Some of the symptoms of smoking-related eye issues are:
- Blurred or distorted vision.
- Dryness, burning, or itching sensations.
- Increased sensitivity to light.
- Difficulty seeing in low light.
- Vision loss or dark spots in the visual field.
Is secondhand smoke harmful to the eyes?
Secondhand smoke, also known as passive smoke or environmental tobacco smoke (ETS), is harmful to the eyes and can contribute to various eye-related issues, says Dr Vamshidhar. A 2022 research shared by the World Health Organization pointed out that individuals who stay with tobacco users are twice as likely to develop age-related macular degeneration from secondhand smoke.
Secondhand smoke can also negatively impact eye health in the following ways –
- Irritation and discomfort
- Aggravation of allergic conjunctivitis
- Exacerbation of pre-existing eye conditions.
Stopping smoking immediately can lead to significant health improvements for people. The positive effects begin shortly after quitting and continue to accumulate over time, says the expert. Smoking cessation enhances blood circulation, benefiting the eyes and reducing the risk of vascular damage.
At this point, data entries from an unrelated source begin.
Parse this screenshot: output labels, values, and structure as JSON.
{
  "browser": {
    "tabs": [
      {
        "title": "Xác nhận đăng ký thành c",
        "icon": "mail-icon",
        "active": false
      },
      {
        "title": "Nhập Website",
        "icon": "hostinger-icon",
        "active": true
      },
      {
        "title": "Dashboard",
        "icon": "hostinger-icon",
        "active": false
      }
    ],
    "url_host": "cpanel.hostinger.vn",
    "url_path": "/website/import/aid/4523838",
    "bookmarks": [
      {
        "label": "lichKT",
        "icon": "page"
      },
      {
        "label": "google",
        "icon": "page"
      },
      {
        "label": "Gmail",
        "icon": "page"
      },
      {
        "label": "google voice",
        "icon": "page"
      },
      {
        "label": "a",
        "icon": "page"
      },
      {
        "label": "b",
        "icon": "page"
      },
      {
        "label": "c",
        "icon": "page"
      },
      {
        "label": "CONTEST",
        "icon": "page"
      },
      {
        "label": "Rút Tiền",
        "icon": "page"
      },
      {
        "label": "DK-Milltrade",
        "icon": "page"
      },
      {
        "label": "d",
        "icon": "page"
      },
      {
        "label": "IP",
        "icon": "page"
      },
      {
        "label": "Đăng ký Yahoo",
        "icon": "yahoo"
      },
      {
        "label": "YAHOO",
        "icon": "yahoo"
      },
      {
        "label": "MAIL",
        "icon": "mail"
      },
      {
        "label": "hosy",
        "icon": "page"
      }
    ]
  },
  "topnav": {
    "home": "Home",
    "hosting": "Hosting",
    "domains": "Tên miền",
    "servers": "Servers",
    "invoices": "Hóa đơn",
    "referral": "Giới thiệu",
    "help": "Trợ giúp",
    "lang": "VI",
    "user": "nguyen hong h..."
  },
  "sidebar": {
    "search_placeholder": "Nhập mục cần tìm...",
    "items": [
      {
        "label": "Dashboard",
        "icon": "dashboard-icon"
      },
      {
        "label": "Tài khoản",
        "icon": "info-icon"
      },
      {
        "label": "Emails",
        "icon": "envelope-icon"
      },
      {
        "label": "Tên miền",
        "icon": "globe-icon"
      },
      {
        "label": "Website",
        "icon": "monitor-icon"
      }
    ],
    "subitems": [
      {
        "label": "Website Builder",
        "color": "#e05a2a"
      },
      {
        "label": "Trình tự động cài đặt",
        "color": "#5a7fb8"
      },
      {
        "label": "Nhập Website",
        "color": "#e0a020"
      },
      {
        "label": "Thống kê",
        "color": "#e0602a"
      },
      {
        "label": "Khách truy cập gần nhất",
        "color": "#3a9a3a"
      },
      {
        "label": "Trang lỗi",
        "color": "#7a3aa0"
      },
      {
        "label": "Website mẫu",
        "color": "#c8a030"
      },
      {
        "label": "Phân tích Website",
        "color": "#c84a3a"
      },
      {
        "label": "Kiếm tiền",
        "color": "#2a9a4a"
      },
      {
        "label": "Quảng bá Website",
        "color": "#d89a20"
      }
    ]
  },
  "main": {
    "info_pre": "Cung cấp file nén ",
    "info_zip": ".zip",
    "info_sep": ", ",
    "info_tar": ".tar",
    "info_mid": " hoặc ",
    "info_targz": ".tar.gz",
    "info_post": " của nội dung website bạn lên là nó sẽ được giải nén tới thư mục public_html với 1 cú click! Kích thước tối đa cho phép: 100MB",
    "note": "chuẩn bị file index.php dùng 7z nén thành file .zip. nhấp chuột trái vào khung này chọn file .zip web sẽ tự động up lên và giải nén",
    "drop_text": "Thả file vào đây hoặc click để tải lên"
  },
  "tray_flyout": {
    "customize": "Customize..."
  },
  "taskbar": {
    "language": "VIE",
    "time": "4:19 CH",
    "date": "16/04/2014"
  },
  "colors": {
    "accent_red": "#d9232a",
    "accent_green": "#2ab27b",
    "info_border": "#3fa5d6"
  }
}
If you quit smoking, it will contribute to overall eye health, improving vision and reducing the likelihood of various eye-related problems.